▶ **Your goal**
For this task, copy all of the data below exactly and skip the pictures.

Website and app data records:
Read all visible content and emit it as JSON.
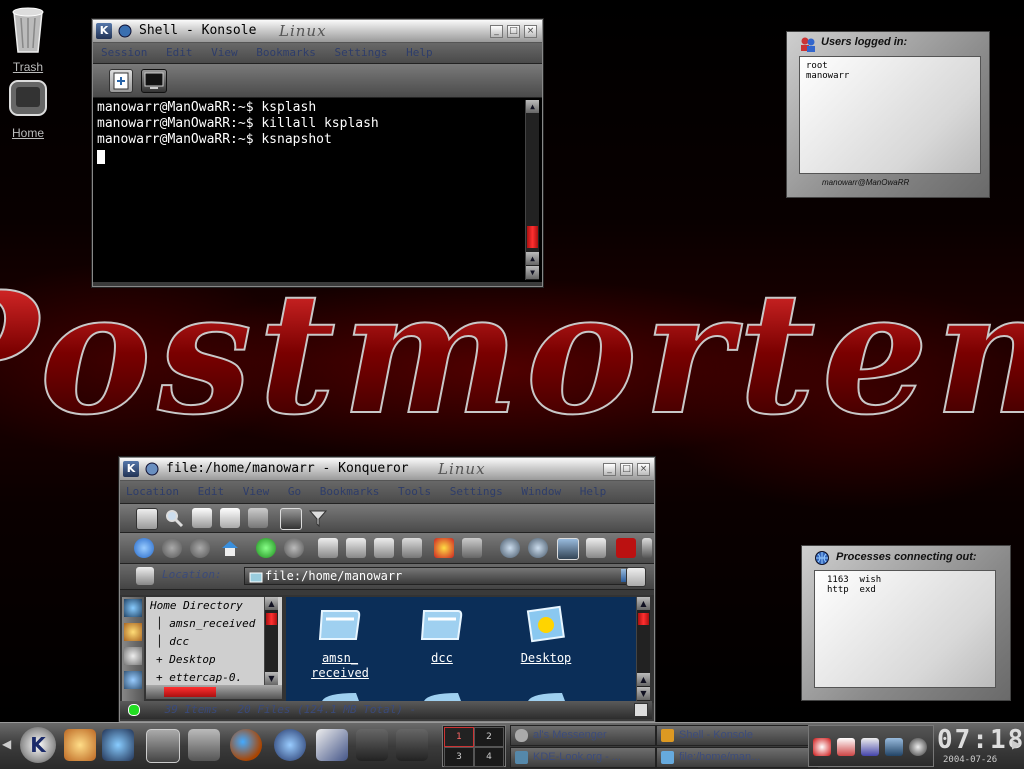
{
  "desktop": {
    "icons": [
      {
        "label": "Trash",
        "icon": "trash-icon"
      },
      {
        "label": "Home",
        "icon": "home-icon"
      }
    ]
  },
  "konsole": {
    "title": "Shell - Konsole",
    "title_logo": "Linux",
    "menu": [
      "Session",
      "Edit",
      "View",
      "Bookmarks",
      "Settings",
      "Help"
    ],
    "lines": [
      "manowarr@ManOwaRR:~$ ksplash",
      "manowarr@ManOwaRR:~$ killall ksplash",
      "manowarr@ManOwaRR:~$ ksnapshot"
    ]
  },
  "users_widget": {
    "title": "Users logged in:",
    "users": [
      "root",
      "manowarr"
    ],
    "footer": "manowarr@ManOwaRR"
  },
  "processes_widget": {
    "title": "Processes connecting out:",
    "rows": [
      {
        "pid": "1163",
        "name": "wish"
      },
      {
        "pid": "http",
        "name": "exd"
      }
    ]
  },
  "konqueror": {
    "title": "file:/home/manowarr - Konqueror",
    "title_logo": "Linux",
    "menu": [
      "Location",
      "Edit",
      "View",
      "Go",
      "Bookmarks",
      "Tools",
      "Settings",
      "Window",
      "Help"
    ],
    "location_label": "Location:",
    "location_value": "file:/home/manowarr",
    "tree": [
      {
        "label": "Home Directory",
        "prefix": ""
      },
      {
        "label": "amsn_received",
        "prefix": "│ "
      },
      {
        "label": "dcc",
        "prefix": "│ "
      },
      {
        "label": "Desktop",
        "prefix": "+ "
      },
      {
        "label": "ettercap-0.",
        "prefix": "+ "
      }
    ],
    "files": [
      {
        "label": "amsn_ received",
        "icon": "folder-icon"
      },
      {
        "label": "dcc",
        "icon": "folder-icon"
      },
      {
        "label": "Desktop",
        "icon": "desktop-folder-icon"
      }
    ],
    "status": "39 Items - 20 Files (124.1 MB Total) - "
  },
  "taskbar": {
    "pager": [
      "1",
      "2",
      "3",
      "4"
    ],
    "tasks": [
      {
        "label": "al's Messenger",
        "icon": "messenger-icon"
      },
      {
        "label": "Shell - Konsole",
        "icon": "konsole-icon"
      },
      {
        "label": "KDE-Look.org - ...",
        "icon": "browser-icon"
      },
      {
        "label": "file:/home/man...",
        "icon": "konqueror-icon"
      }
    ],
    "clock": "07:18",
    "date": "2004-07-26"
  },
  "wallpaper": {
    "text": "Postmortem",
    "accent": "#8b0000"
  }
}
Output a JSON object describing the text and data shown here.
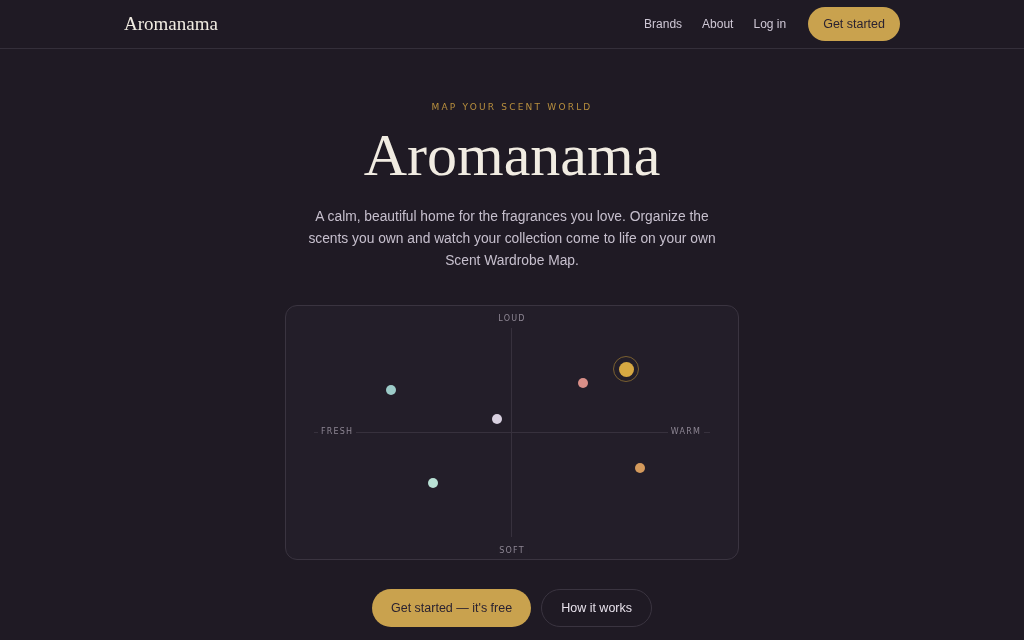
{
  "header": {
    "logo": "Aromanama",
    "nav": [
      {
        "label": "Brands"
      },
      {
        "label": "About"
      },
      {
        "label": "Log in"
      }
    ],
    "cta": "Get started"
  },
  "hero": {
    "eyebrow": "MAP YOUR SCENT WORLD",
    "title": "Aromanama",
    "description": "A calm, beautiful home for the fragrances you love. Organize the scents you own and watch your collection come to life on your own Scent Wardrobe Map."
  },
  "map": {
    "axis_top": "LOUD",
    "axis_bottom": "SOFT",
    "axis_left": "FRESH",
    "axis_right": "WARM",
    "dots": [
      {
        "color": "#9ccbc8",
        "selected": false
      },
      {
        "color": "#d8d0e0",
        "selected": false
      },
      {
        "color": "#b8e0d4",
        "selected": false
      },
      {
        "color": "#d98f88",
        "selected": false
      },
      {
        "color": "#d6a842",
        "selected": true
      },
      {
        "color": "#d49a5c",
        "selected": false
      }
    ]
  },
  "actions": [
    {
      "label": "Get started — it's free",
      "kind": "primary"
    },
    {
      "label": "How it works",
      "kind": "secondary"
    }
  ]
}
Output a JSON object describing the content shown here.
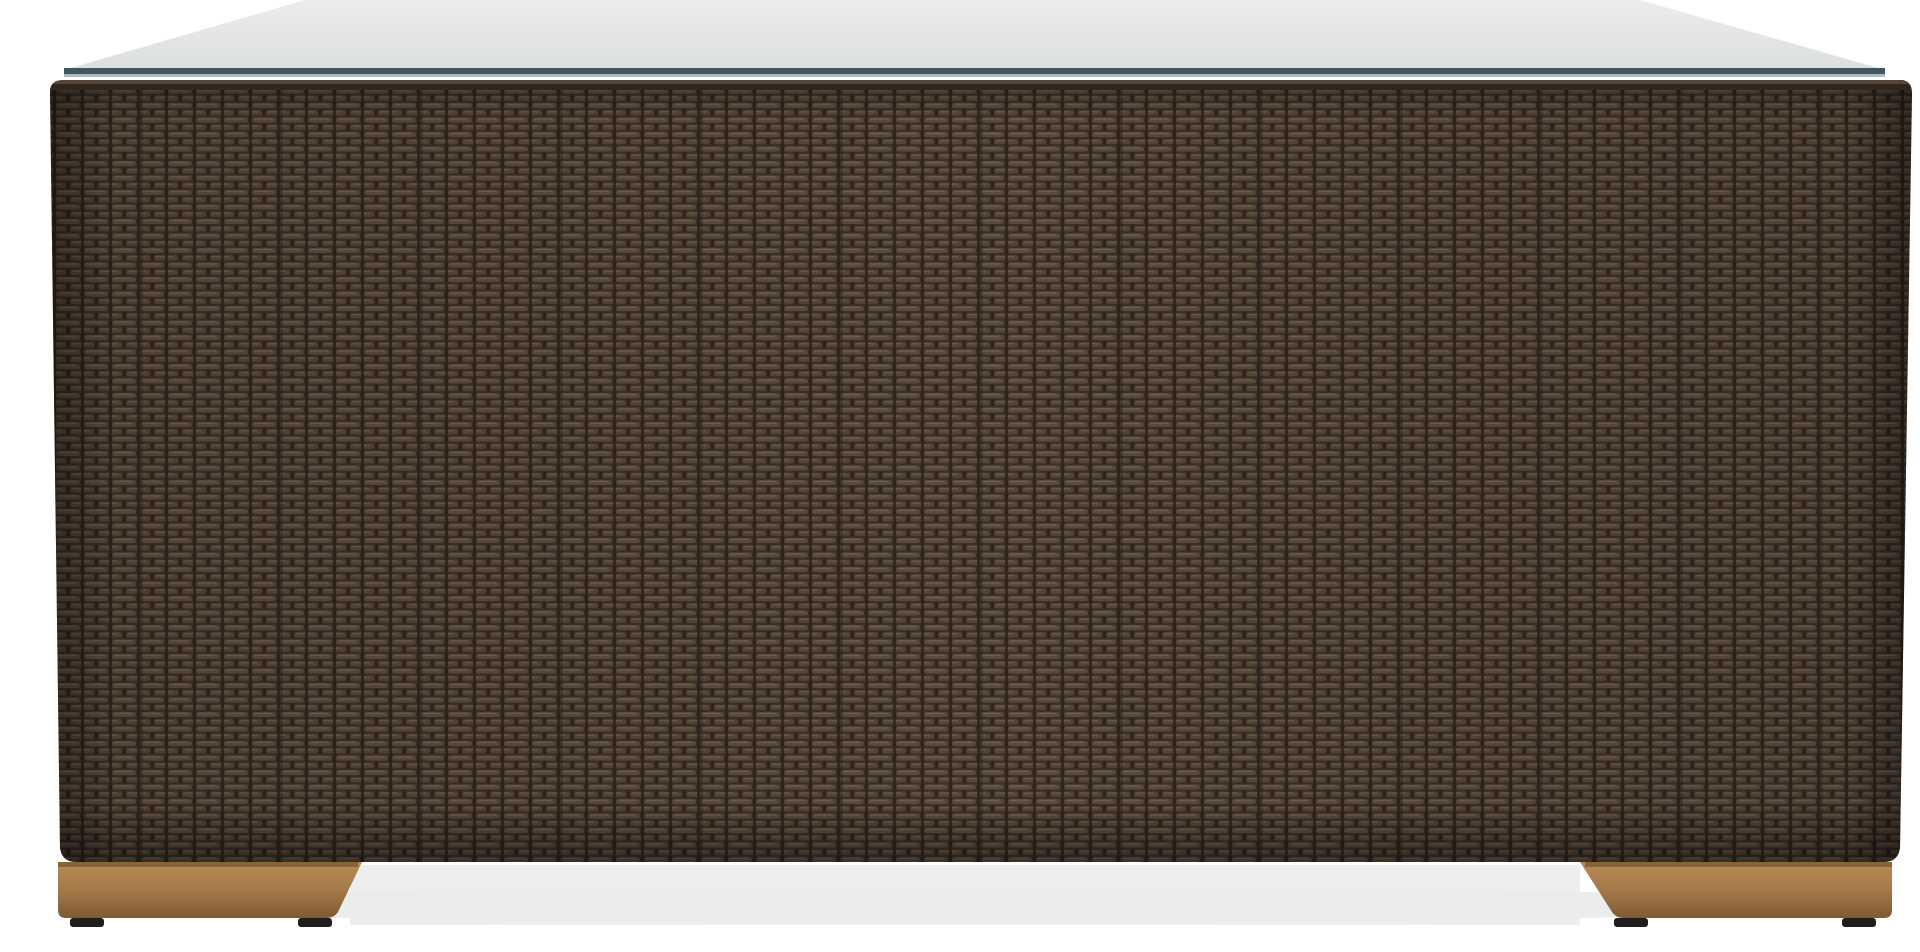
{
  "product": {
    "kind": "wicker coffee table, front view",
    "colors": {
      "background": "#ffffff",
      "wicker_base": "#3b3128",
      "wicker_strand": "#5a4a3c",
      "wicker_highlight": "#7a6654",
      "wicker_shadow": "#241c16",
      "glass_top": "#e3e5e6",
      "glass_edge": "#3f5560",
      "teak_foot": "#a47a4a",
      "teak_foot_dark": "#7d5a33",
      "foot_pad": "#1e1e1e",
      "floor_shadow": "#e9e9e9"
    }
  }
}
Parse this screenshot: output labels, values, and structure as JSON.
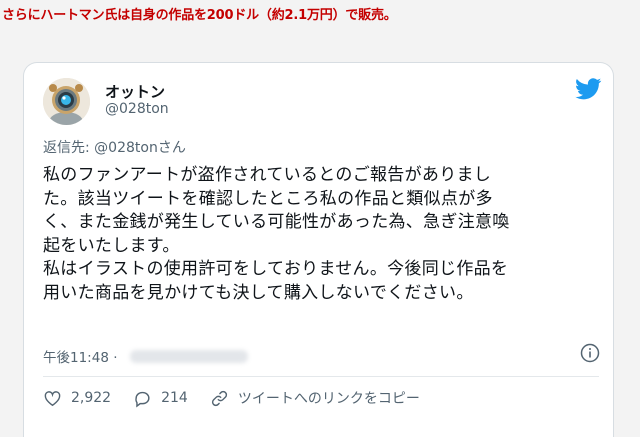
{
  "headline": "さらにハートマン氏は自身の作品を200ドル（約2.1万円）で販売。",
  "tweet": {
    "display_name": "オットン",
    "handle": "@028ton",
    "reply_prefix": "返信先: ",
    "reply_handle": "@028tonさん",
    "text_lines": [
      "私のファンアートが盗作されているとのご報告がありまし",
      "た。該当ツイートを確認したところ私の作品と類似点が多",
      "く、また金銭が発生している可能性があった為、急ぎ注意喚",
      "起をいたします。",
      "私はイラストの使用許可をしておりません。今後同じ作品を",
      "用いた商品を見かけても決して購入しないでください。"
    ],
    "time": "午後11:48 ·",
    "likes": "2,922",
    "replies": "214",
    "share_label": "ツイートへのリンクをコピー"
  },
  "colors": {
    "headline": "#c40000",
    "twitter_blue": "#1d9bf0",
    "secondary_text": "#536471",
    "primary_text": "#0f1419"
  },
  "icons": [
    "twitter-bird-icon",
    "info-icon",
    "heart-icon",
    "reply-bubble-icon",
    "copy-link-icon"
  ]
}
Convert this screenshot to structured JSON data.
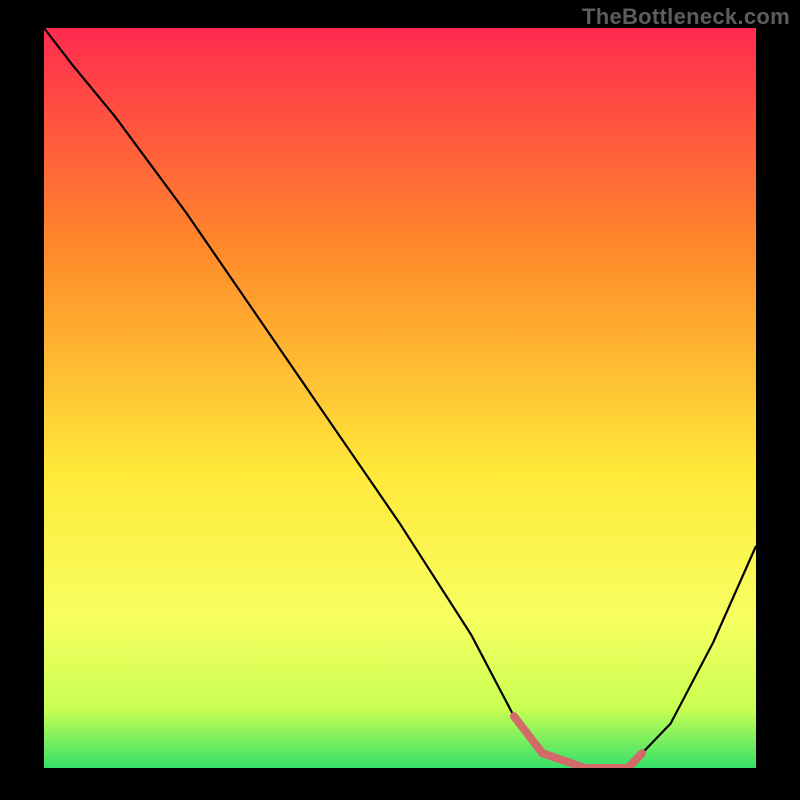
{
  "watermark": "TheBottleneck.com",
  "colors": {
    "background": "#000000",
    "curve_stroke": "#000000",
    "bottom_segment_stroke": "#d26a68",
    "gradient_top": "#ff2b4f",
    "gradient_mid_upper": "#ff8a2a",
    "gradient_mid": "#ffe93a",
    "gradient_lower": "#f7ff61",
    "gradient_near_bottom": "#c8ff52",
    "gradient_bottom": "#35e06a"
  },
  "chart_data": {
    "type": "line",
    "title": "",
    "xlabel": "",
    "ylabel": "",
    "xlim": [
      0,
      100
    ],
    "ylim": [
      0,
      100
    ],
    "series": [
      {
        "name": "curve",
        "x": [
          0,
          4,
          10,
          20,
          30,
          40,
          50,
          60,
          66,
          70,
          76,
          82,
          88,
          94,
          100
        ],
        "y": [
          100,
          95,
          88,
          75,
          61,
          47,
          33,
          18,
          7,
          2,
          0,
          0,
          6,
          17,
          30
        ]
      }
    ],
    "highlight_segment": {
      "note": "thicker red-pink segment near the valley bottom",
      "x": [
        66,
        70,
        76,
        82,
        84
      ],
      "y": [
        7,
        2,
        0,
        0,
        2
      ]
    }
  }
}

▶ **Worked solution**
Read all visible content and emit it as JSON.
{
  "desktop": {
    "icons": [
      {
        "label": "Trash",
        "icon": "trash-icon"
      },
      {
        "label": "Home",
        "icon": "home-icon"
      }
    ]
  },
  "konsole": {
    "title": "Shell - Konsole",
    "title_logo": "Linux",
    "menu": [
      "Session",
      "Edit",
      "View",
      "Bookmarks",
      "Settings",
      "Help"
    ],
    "lines": [
      "manowarr@ManOwaRR:~$ ksplash",
      "manowarr@ManOwaRR:~$ killall ksplash",
      "manowarr@ManOwaRR:~$ ksnapshot"
    ]
  },
  "users_widget": {
    "title": "Users logged in:",
    "users": [
      "root",
      "manowarr"
    ],
    "footer": "manowarr@ManOwaRR"
  },
  "processes_widget": {
    "title": "Processes connecting out:",
    "rows": [
      {
        "pid": "1163",
        "name": "wish"
      },
      {
        "pid": "http",
        "name": "exd"
      }
    ]
  },
  "konqueror": {
    "title": "file:/home/manowarr - Konqueror",
    "title_logo": "Linux",
    "menu": [
      "Location",
      "Edit",
      "View",
      "Go",
      "Bookmarks",
      "Tools",
      "Settings",
      "Window",
      "Help"
    ],
    "location_label": "Location:",
    "location_value": "file:/home/manowarr",
    "tree": [
      {
        "label": "Home Directory",
        "prefix": ""
      },
      {
        "label": "amsn_received",
        "prefix": "│ "
      },
      {
        "label": "dcc",
        "prefix": "│ "
      },
      {
        "label": "Desktop",
        "prefix": "+ "
      },
      {
        "label": "ettercap-0.",
        "prefix": "+ "
      }
    ],
    "files": [
      {
        "label": "amsn_ received",
        "icon": "folder-icon"
      },
      {
        "label": "dcc",
        "icon": "folder-icon"
      },
      {
        "label": "Desktop",
        "icon": "desktop-folder-icon"
      }
    ],
    "status": "39 Items - 20 Files (124.1 MB Total) - "
  },
  "taskbar": {
    "pager": [
      "1",
      "2",
      "3",
      "4"
    ],
    "tasks": [
      {
        "label": "al's Messenger",
        "icon": "messenger-icon"
      },
      {
        "label": "Shell - Konsole",
        "icon": "konsole-icon"
      },
      {
        "label": "KDE-Look.org - ...",
        "icon": "browser-icon"
      },
      {
        "label": "file:/home/man...",
        "icon": "konqueror-icon"
      }
    ],
    "clock": "07:18",
    "date": "2004-07-26"
  },
  "wallpaper": {
    "text": "Postmortem",
    "accent": "#8b0000"
  }
}
Output a JSON object describing the text and data shown here.
{
  "header": {
    "logo": "Aromanama",
    "nav": [
      {
        "label": "Brands"
      },
      {
        "label": "About"
      },
      {
        "label": "Log in"
      }
    ],
    "cta": "Get started"
  },
  "hero": {
    "eyebrow": "MAP YOUR SCENT WORLD",
    "title": "Aromanama",
    "description": "A calm, beautiful home for the fragrances you love. Organize the scents you own and watch your collection come to life on your own Scent Wardrobe Map."
  },
  "map": {
    "axis_top": "LOUD",
    "axis_bottom": "SOFT",
    "axis_left": "FRESH",
    "axis_right": "WARM",
    "dots": [
      {
        "color": "#9ccbc8",
        "selected": false
      },
      {
        "color": "#d8d0e0",
        "selected": false
      },
      {
        "color": "#b8e0d4",
        "selected": false
      },
      {
        "color": "#d98f88",
        "selected": false
      },
      {
        "color": "#d6a842",
        "selected": true
      },
      {
        "color": "#d49a5c",
        "selected": false
      }
    ]
  },
  "actions": [
    {
      "label": "Get started — it's free",
      "kind": "primary"
    },
    {
      "label": "How it works",
      "kind": "secondary"
    }
  ]
}
Output a JSON object describing the content shown here.
{
  "product": {
    "kind": "wicker coffee table, front view",
    "colors": {
      "background": "#ffffff",
      "wicker_base": "#3b3128",
      "wicker_strand": "#5a4a3c",
      "wicker_highlight": "#7a6654",
      "wicker_shadow": "#241c16",
      "glass_top": "#e3e5e6",
      "glass_edge": "#3f5560",
      "teak_foot": "#a47a4a",
      "teak_foot_dark": "#7d5a33",
      "foot_pad": "#1e1e1e",
      "floor_shadow": "#e9e9e9"
    }
  }
}
Parse this screenshot: output labels, values, and structure as JSON.
{
  "headline": "さらにハートマン氏は自身の作品を200ドル（約2.1万円）で販売。",
  "tweet": {
    "display_name": "オットン",
    "handle": "@028ton",
    "reply_prefix": "返信先: ",
    "reply_handle": "@028tonさん",
    "text_lines": [
      "私のファンアートが盗作されているとのご報告がありまし",
      "た。該当ツイートを確認したところ私の作品と類似点が多",
      "く、また金銭が発生している可能性があった為、急ぎ注意喚",
      "起をいたします。",
      "私はイラストの使用許可をしておりません。今後同じ作品を",
      "用いた商品を見かけても決して購入しないでください。"
    ],
    "time": "午後11:48 ·",
    "likes": "2,922",
    "replies": "214",
    "share_label": "ツイートへのリンクをコピー"
  },
  "colors": {
    "headline": "#c40000",
    "twitter_blue": "#1d9bf0",
    "secondary_text": "#536471",
    "primary_text": "#0f1419"
  },
  "icons": [
    "twitter-bird-icon",
    "info-icon",
    "heart-icon",
    "reply-bubble-icon",
    "copy-link-icon"
  ]
}
Convert this screenshot to structured JSON data.
{
  "watermark": "TheBottleneck.com",
  "colors": {
    "background": "#000000",
    "curve_stroke": "#000000",
    "bottom_segment_stroke": "#d26a68",
    "gradient_top": "#ff2b4f",
    "gradient_mid_upper": "#ff8a2a",
    "gradient_mid": "#ffe93a",
    "gradient_lower": "#f7ff61",
    "gradient_near_bottom": "#c8ff52",
    "gradient_bottom": "#35e06a"
  },
  "chart_data": {
    "type": "line",
    "title": "",
    "xlabel": "",
    "ylabel": "",
    "xlim": [
      0,
      100
    ],
    "ylim": [
      0,
      100
    ],
    "series": [
      {
        "name": "curve",
        "x": [
          0,
          4,
          10,
          20,
          30,
          40,
          50,
          60,
          66,
          70,
          76,
          82,
          88,
          94,
          100
        ],
        "y": [
          100,
          95,
          88,
          75,
          61,
          47,
          33,
          18,
          7,
          2,
          0,
          0,
          6,
          17,
          30
        ]
      }
    ],
    "highlight_segment": {
      "note": "thicker red-pink segment near the valley bottom",
      "x": [
        66,
        70,
        76,
        82,
        84
      ],
      "y": [
        7,
        2,
        0,
        0,
        2
      ]
    }
  }
}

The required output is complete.